*** PROVIDED RECORDS ***

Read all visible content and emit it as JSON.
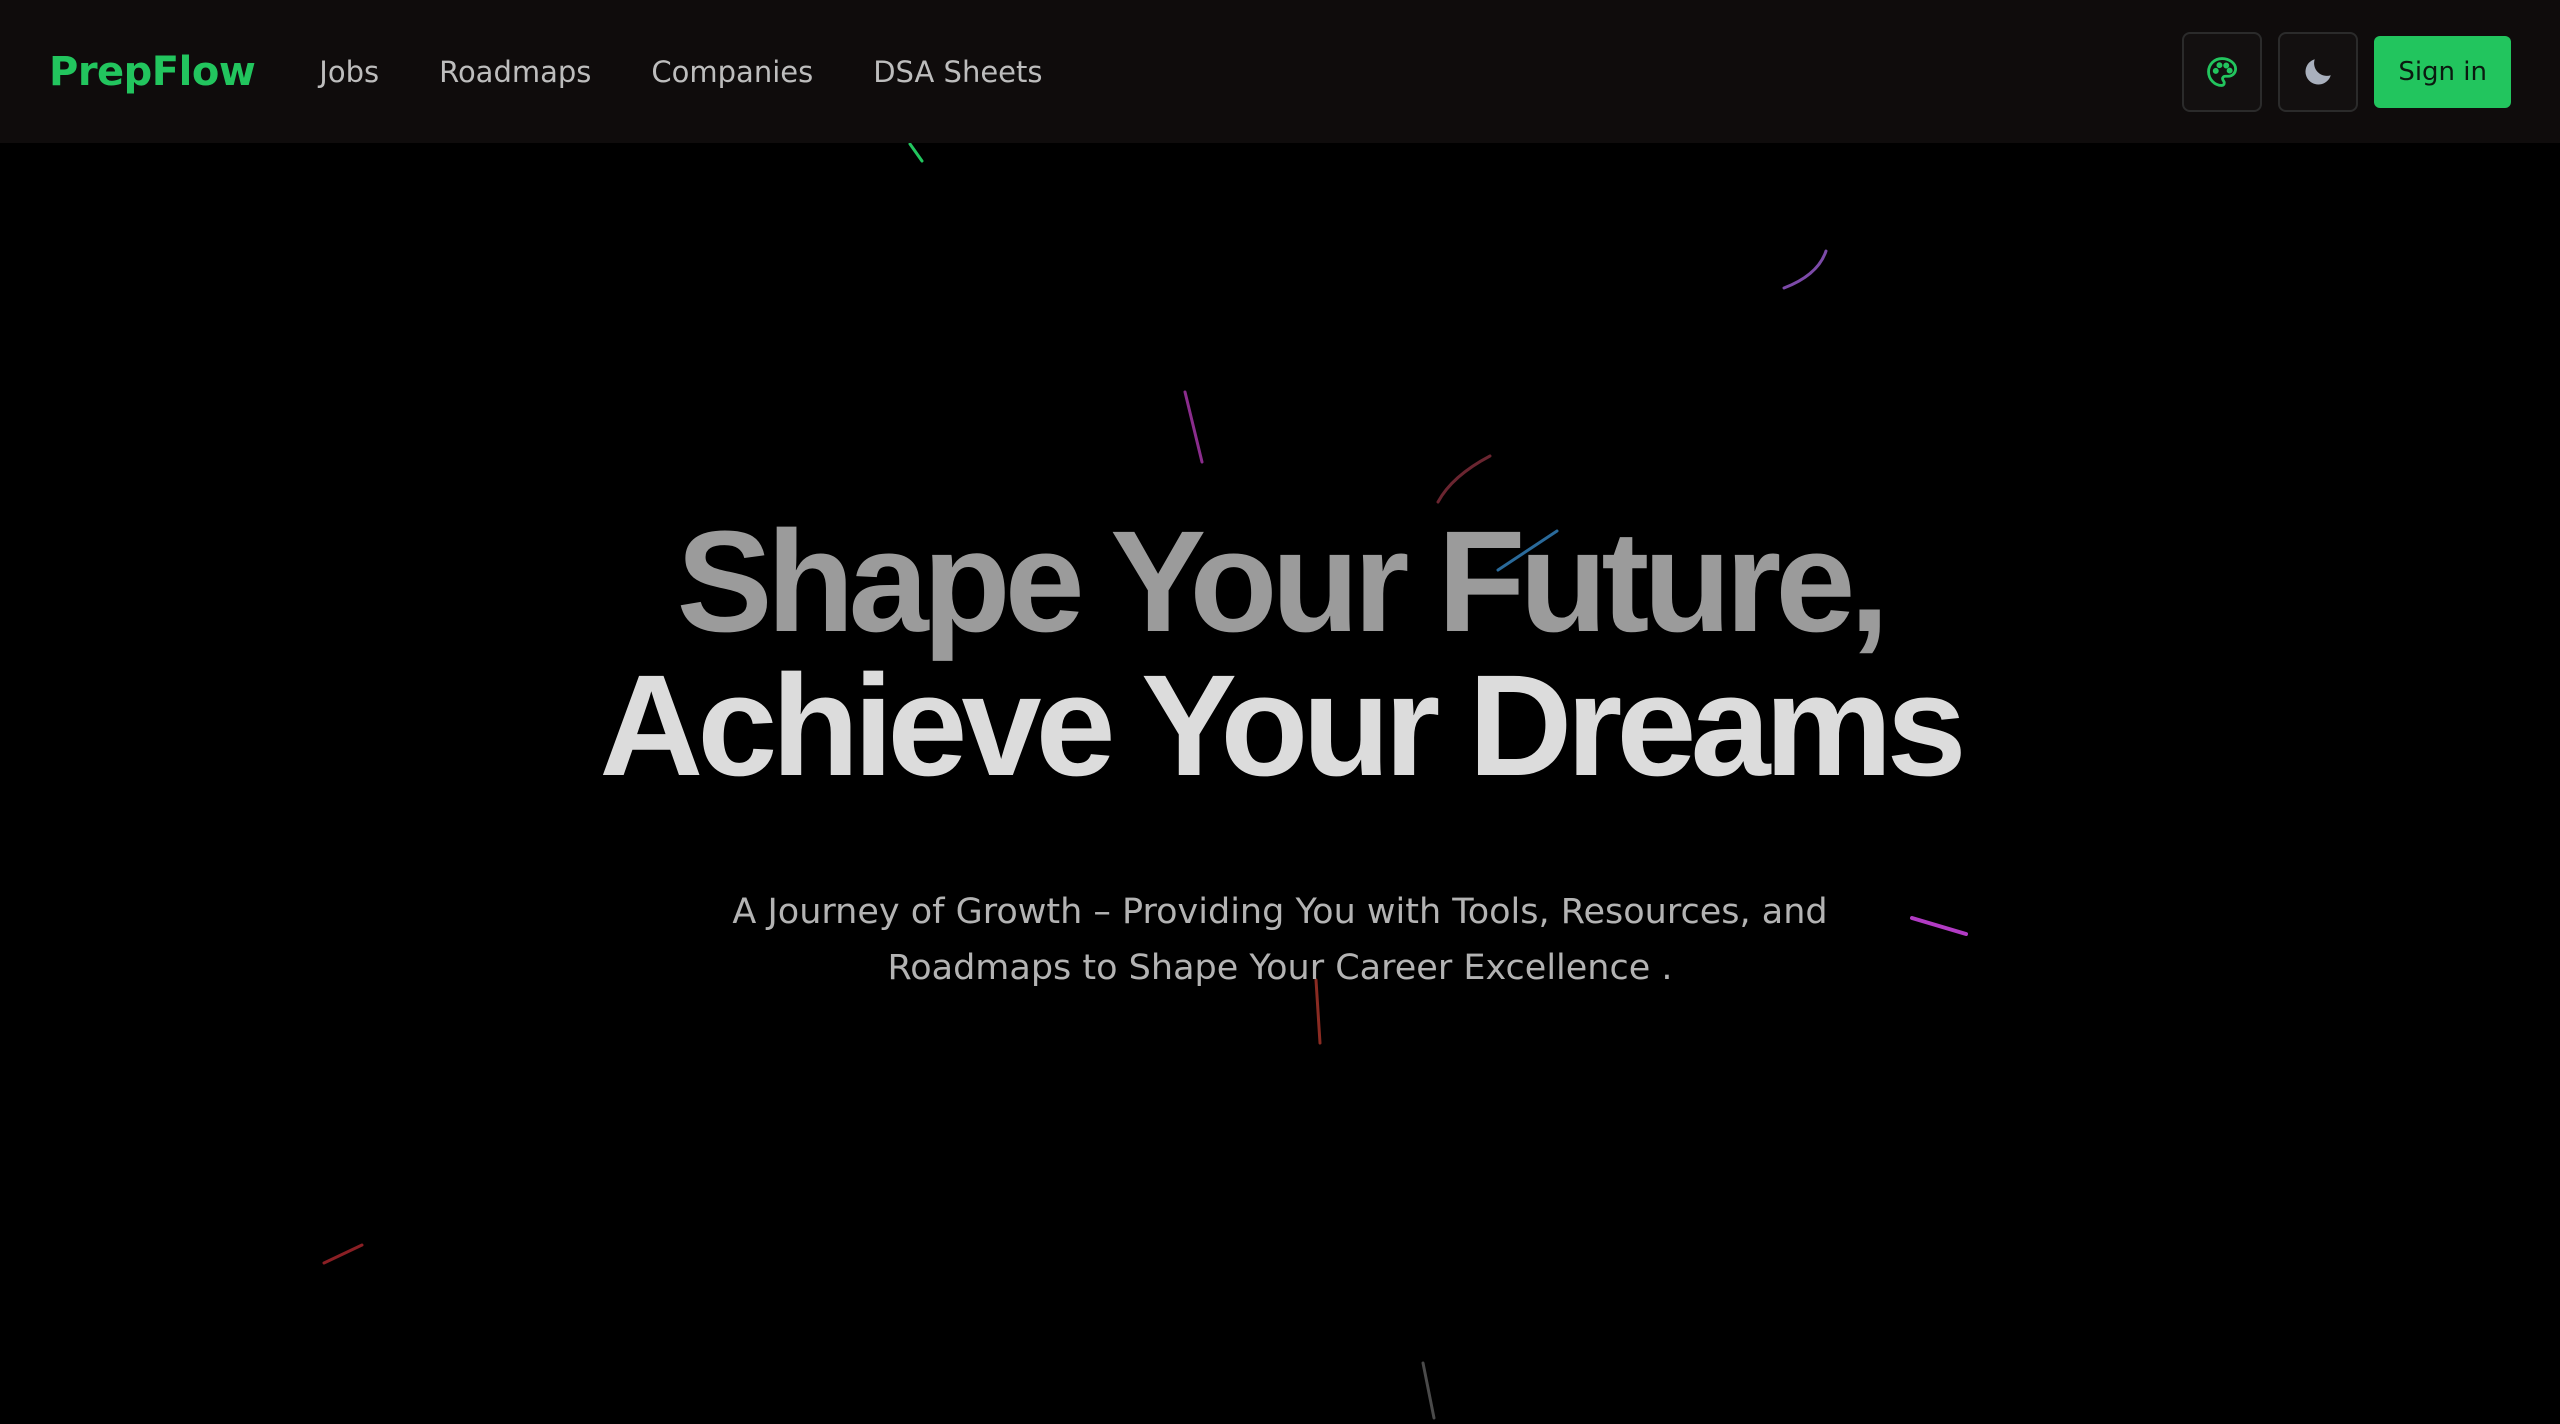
{
  "navbar": {
    "brand": "PrepFlow",
    "links": [
      {
        "label": "Jobs"
      },
      {
        "label": "Roadmaps"
      },
      {
        "label": "Companies"
      },
      {
        "label": "DSA Sheets"
      }
    ],
    "theme_button_icon": "palette-icon",
    "mode_button_icon": "moon-icon",
    "signin_label": "Sign in"
  },
  "hero": {
    "title_line_1": "Shape Your Future,",
    "title_line_2": "Achieve Your Dreams",
    "subtitle": "A Journey of Growth – Providing You with Tools, Resources, and Roadmaps to Shape Your Career Excellence ."
  },
  "colors": {
    "accent": "#22c55e",
    "navbar_bg": "#0f0c0c",
    "page_bg": "#000000",
    "nav_text": "#bdbdbd",
    "title_line_1": "#9b9b9b",
    "title_line_2": "#dcdcdc",
    "subtitle_text": "#b3b3b3"
  }
}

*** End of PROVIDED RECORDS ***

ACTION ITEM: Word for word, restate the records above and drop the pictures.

TASK OUTPUT:
Read all visible content and emit it as JSON.
{
  "navbar": {
    "brand": "PrepFlow",
    "links": [
      {
        "label": "Jobs"
      },
      {
        "label": "Roadmaps"
      },
      {
        "label": "Companies"
      },
      {
        "label": "DSA Sheets"
      }
    ],
    "theme_button_icon": "palette-icon",
    "mode_button_icon": "moon-icon",
    "signin_label": "Sign in"
  },
  "hero": {
    "title_line_1": "Shape Your Future,",
    "title_line_2": "Achieve Your Dreams",
    "subtitle": "A Journey of Growth – Providing You with Tools, Resources, and Roadmaps to Shape Your Career Excellence ."
  },
  "colors": {
    "accent": "#22c55e",
    "navbar_bg": "#0f0c0c",
    "page_bg": "#000000",
    "nav_text": "#bdbdbd",
    "title_line_1": "#9b9b9b",
    "title_line_2": "#dcdcdc",
    "subtitle_text": "#b3b3b3"
  }
}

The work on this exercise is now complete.